Hydatid disease can manifest in less common intrathoracic sites as well. Other intrapulmonary locations include endobronchial cysts and pulmonary artery emboli usually from rupture of right-sided cardiac or hepatic cysts. In addition to the heart, intrathoracic extrapulmonary cysts can involve the pleura, mediastinum, chest wall, and diaphragm.2
Our case illustrates an uncomplicated pulmonary cyst, which was found incidentally on a screening chest radiograph. Given the characteristic daughter cyst demonstrated by CT, the clinical diagnosis of pulmonary hydatid disease could be confidently suggested. Pathological analysis confirmed the diagnosis by demonstrating numerous protoscolices and the characteristic morphology of a hydatid cyst.
The authors thank Bernie Lenshitz, MD, for his assistance in the care of this patient.
1. Czermak BV, Unsinn KM, Gotwald T, et al. Echinococcus granulosus revisited: radiologic patterns seen in pediatric and adult patients. AJR Am J Roentgenol. 2001;177:1051-1056.
2. Kilic D, Tercan F, Sahin E, et al. Unusual radiologic manifestations of the echinococcus infection in the thorax.

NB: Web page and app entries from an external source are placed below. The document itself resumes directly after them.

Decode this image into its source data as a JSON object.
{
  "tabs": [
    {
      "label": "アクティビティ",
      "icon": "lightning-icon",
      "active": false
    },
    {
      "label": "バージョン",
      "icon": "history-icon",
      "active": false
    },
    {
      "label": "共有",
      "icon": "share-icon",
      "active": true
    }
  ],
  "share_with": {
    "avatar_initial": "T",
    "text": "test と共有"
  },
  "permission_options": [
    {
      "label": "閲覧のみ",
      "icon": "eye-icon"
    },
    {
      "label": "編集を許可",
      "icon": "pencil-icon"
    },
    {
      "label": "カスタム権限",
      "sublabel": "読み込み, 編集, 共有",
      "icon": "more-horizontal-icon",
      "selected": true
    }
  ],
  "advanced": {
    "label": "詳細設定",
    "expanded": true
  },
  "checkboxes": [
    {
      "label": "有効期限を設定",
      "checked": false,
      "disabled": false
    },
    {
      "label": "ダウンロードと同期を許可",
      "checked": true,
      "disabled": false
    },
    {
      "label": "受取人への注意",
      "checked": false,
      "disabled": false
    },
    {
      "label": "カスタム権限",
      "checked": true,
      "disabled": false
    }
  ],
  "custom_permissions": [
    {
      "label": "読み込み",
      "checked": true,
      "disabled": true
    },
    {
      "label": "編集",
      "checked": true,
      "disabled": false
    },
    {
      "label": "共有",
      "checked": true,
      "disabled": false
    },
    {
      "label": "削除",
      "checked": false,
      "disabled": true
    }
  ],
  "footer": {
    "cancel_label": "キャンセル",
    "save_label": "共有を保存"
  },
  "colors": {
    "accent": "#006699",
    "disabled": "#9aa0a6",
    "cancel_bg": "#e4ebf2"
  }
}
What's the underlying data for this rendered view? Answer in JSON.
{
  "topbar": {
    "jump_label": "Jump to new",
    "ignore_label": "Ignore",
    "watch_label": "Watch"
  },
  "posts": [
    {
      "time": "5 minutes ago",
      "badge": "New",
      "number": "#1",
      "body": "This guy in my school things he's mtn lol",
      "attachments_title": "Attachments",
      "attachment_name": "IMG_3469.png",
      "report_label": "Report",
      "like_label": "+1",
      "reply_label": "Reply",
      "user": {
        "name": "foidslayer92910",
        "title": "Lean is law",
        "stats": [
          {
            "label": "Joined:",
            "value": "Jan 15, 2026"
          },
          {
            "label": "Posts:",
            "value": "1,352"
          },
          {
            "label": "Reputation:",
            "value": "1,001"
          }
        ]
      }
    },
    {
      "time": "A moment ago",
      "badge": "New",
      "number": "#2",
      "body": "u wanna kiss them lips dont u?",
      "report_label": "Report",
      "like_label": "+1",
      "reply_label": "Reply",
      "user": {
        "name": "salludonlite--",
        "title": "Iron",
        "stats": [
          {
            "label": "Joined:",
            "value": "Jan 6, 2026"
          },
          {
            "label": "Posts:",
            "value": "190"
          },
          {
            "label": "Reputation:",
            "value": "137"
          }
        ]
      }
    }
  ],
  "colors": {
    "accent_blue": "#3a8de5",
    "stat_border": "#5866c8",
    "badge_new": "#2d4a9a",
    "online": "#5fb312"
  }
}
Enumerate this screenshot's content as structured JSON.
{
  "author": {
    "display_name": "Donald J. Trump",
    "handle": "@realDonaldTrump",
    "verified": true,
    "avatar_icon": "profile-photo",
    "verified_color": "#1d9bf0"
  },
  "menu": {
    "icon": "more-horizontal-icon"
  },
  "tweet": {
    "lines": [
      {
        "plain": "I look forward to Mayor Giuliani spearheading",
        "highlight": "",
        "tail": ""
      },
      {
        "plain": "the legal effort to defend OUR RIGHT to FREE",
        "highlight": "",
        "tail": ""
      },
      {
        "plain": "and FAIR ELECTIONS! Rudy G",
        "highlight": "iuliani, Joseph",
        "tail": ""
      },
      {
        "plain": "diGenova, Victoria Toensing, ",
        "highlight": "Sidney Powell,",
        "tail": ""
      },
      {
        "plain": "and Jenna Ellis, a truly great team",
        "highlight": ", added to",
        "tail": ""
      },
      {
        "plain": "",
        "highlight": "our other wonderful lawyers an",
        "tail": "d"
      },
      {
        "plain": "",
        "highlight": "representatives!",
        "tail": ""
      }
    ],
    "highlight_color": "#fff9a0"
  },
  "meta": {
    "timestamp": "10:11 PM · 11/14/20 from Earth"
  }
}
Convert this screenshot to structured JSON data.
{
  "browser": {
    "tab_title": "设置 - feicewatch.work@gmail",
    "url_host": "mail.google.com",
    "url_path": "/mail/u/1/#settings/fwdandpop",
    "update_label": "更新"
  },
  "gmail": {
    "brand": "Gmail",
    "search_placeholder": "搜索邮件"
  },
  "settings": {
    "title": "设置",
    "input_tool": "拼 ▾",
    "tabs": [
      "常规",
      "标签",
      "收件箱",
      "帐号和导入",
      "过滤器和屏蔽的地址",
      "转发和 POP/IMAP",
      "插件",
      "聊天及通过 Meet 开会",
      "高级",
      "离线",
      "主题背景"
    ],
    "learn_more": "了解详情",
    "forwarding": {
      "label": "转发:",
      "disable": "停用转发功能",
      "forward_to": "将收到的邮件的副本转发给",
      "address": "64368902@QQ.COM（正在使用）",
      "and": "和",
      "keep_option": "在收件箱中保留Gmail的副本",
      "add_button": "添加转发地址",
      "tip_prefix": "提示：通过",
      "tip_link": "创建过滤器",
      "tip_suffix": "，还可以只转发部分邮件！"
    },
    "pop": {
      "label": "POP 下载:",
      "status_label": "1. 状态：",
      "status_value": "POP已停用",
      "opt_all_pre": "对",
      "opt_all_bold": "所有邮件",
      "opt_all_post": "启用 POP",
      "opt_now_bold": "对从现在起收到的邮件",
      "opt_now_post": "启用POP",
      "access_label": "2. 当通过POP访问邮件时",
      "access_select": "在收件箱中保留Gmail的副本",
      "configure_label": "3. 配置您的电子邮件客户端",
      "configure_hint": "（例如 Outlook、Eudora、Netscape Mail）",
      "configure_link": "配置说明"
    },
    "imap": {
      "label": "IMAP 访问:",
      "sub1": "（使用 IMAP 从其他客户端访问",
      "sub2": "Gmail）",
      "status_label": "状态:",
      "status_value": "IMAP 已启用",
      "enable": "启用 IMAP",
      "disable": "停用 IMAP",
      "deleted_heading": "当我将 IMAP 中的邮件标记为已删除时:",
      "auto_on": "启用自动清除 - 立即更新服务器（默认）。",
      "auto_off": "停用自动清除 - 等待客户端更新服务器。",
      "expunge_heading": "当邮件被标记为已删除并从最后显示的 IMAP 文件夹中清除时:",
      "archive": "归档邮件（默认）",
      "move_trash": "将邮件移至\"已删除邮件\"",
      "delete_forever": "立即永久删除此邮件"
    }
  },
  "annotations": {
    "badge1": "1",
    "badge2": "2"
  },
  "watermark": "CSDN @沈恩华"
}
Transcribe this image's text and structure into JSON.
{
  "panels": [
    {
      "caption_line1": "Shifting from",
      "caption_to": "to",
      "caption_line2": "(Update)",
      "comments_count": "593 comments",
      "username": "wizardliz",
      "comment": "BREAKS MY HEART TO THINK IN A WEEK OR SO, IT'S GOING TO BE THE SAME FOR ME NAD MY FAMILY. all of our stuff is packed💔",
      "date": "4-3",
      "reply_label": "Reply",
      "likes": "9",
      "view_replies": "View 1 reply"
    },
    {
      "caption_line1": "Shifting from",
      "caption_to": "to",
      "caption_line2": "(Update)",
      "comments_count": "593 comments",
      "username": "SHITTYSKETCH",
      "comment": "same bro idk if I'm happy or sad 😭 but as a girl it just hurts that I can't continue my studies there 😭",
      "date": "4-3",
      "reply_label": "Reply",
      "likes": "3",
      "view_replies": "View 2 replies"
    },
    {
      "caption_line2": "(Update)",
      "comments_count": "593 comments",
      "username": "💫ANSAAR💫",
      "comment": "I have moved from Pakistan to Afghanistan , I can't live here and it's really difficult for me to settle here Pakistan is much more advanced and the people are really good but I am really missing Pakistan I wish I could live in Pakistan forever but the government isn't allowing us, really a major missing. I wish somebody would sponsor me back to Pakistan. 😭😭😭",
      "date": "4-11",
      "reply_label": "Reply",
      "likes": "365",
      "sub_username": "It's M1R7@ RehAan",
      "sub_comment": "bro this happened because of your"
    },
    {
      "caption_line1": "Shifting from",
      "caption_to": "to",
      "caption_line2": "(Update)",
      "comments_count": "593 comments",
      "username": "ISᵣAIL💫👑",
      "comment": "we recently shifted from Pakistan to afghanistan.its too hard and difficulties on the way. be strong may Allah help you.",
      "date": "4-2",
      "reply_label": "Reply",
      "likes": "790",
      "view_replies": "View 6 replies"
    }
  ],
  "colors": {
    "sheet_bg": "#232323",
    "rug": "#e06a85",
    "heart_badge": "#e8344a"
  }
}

J Thorac Imaging. 2006;21:32-36.
3. Morar R, Feldman C. Pulmonary echinococcosis. Eur Respir J. 2003;21:1069-1077.
4. Balikian JP, Mudarris FF. Hydatid disease of the lungs: a roentgenologic study of 50 cases. AJR Am J Roentgenol. 1974;122:692-707.
5. Beggs I. The radiology of hydatid disease. AJR Am J Roentgenol. 1985;145:639-648.
6. Saksouk FA, Fahl MH, Rizk GK. Computed tomography of pulmonary hydatid disease. J Comput Assist Tomogr. 1986;10:226-232.
© 2007 Lippincott Williams & Wilkins, Inc.